Typical of Weintraub, who tends to multitask when he's pursuing one of his passions, the center is doing interviews of mountain "elders." He is working with local historian Jennie Jones Giles to develop an on-line continuing education program for teachers. He wants schools to have heritage days to show kids molasses making, apple farming, gardening and canning. He is working on short audio "nuggets" that will air on WTZQ-AM 1600. "We want to create repositories for these oral histories at the local heritage museum here, at Appalachian State, at the Western Carolina Mountain Cultural Center, the Ramsey Center," he said, "so we don't lose the history and the culture and the dialect of the people who live here."
We'd be better off, he says, if we spent more time holding a hoe than a smartphone.
"Prosperity in those days came from the ground," he said. "It didn't come from electronic devices. It didn't come from China. It came from living a self-sustaining life, and what our elders always tell me is that they're worried about the future and younger generations who are not prepared to withstand the booms and busts that are just part of the economic system and world that we live in. Should things change — whether that be a climate issue or a financial climate issue or who knows — they will have no problems. They know how to grow stuff. They know how to slaughter hogs, they know how to forage in the woods. Our kids don't have those skills. All their friends are virtual, on a FaceBook page somewhere."
The center is holding its first fundraiser on Saturday, May 31, featuring an auction of art depicting the Blue Ridge Mountains, old-time music and moonshine — the legal kind. Information: http://saveculture.org/
"People will see in the art and photographs this area captured in an amazingly exquisite manner," he said.

 

Spring Mountain Art Show

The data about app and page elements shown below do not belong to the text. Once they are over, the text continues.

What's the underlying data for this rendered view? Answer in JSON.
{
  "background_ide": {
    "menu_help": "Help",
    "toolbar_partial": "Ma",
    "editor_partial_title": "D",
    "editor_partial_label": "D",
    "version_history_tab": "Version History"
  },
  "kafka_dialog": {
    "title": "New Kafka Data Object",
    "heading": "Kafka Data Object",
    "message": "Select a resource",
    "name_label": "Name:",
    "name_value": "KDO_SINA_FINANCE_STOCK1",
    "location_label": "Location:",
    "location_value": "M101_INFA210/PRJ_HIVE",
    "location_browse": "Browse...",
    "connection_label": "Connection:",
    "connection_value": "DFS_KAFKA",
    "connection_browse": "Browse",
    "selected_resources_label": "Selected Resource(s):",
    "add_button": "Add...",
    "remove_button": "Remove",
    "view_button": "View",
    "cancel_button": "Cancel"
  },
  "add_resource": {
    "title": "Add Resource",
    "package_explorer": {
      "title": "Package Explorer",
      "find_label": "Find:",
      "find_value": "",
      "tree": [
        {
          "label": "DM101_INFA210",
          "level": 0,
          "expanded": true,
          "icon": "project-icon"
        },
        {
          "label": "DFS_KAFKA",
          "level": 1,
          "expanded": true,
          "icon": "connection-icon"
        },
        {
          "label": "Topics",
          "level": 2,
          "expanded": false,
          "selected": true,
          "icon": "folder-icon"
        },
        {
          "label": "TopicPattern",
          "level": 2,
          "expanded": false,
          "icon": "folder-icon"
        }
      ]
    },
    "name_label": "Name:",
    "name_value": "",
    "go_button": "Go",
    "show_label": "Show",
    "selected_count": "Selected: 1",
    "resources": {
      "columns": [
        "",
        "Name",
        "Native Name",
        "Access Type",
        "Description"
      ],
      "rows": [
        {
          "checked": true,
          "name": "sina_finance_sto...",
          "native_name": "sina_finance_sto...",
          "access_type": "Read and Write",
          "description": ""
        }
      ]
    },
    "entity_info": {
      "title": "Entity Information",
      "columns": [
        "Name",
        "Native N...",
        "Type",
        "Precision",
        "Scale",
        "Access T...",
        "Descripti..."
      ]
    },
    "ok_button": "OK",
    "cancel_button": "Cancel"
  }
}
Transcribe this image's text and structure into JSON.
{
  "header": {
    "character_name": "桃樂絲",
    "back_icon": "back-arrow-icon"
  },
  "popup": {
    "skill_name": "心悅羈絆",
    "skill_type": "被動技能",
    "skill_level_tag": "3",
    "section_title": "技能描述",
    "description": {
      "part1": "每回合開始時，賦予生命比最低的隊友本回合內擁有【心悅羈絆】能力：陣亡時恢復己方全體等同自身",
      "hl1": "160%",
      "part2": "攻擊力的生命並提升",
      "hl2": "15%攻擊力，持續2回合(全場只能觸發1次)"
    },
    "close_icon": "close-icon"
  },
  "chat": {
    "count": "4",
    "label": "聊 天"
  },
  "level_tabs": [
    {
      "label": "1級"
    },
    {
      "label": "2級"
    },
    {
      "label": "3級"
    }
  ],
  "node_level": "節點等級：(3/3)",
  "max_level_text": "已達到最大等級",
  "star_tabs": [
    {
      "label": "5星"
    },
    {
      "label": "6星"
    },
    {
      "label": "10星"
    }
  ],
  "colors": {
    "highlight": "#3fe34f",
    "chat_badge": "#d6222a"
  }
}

Fundraiser for the Center for Cultural Preservation
Old-timey music, wine and cheese, (legal) moonshine
Live auction of art, photos and a Liquid Logic kayak
7 p.m. Saturday, May 31
HiArt Studio
415 Wall Street

To see the photos visit:

http://saveculture.org/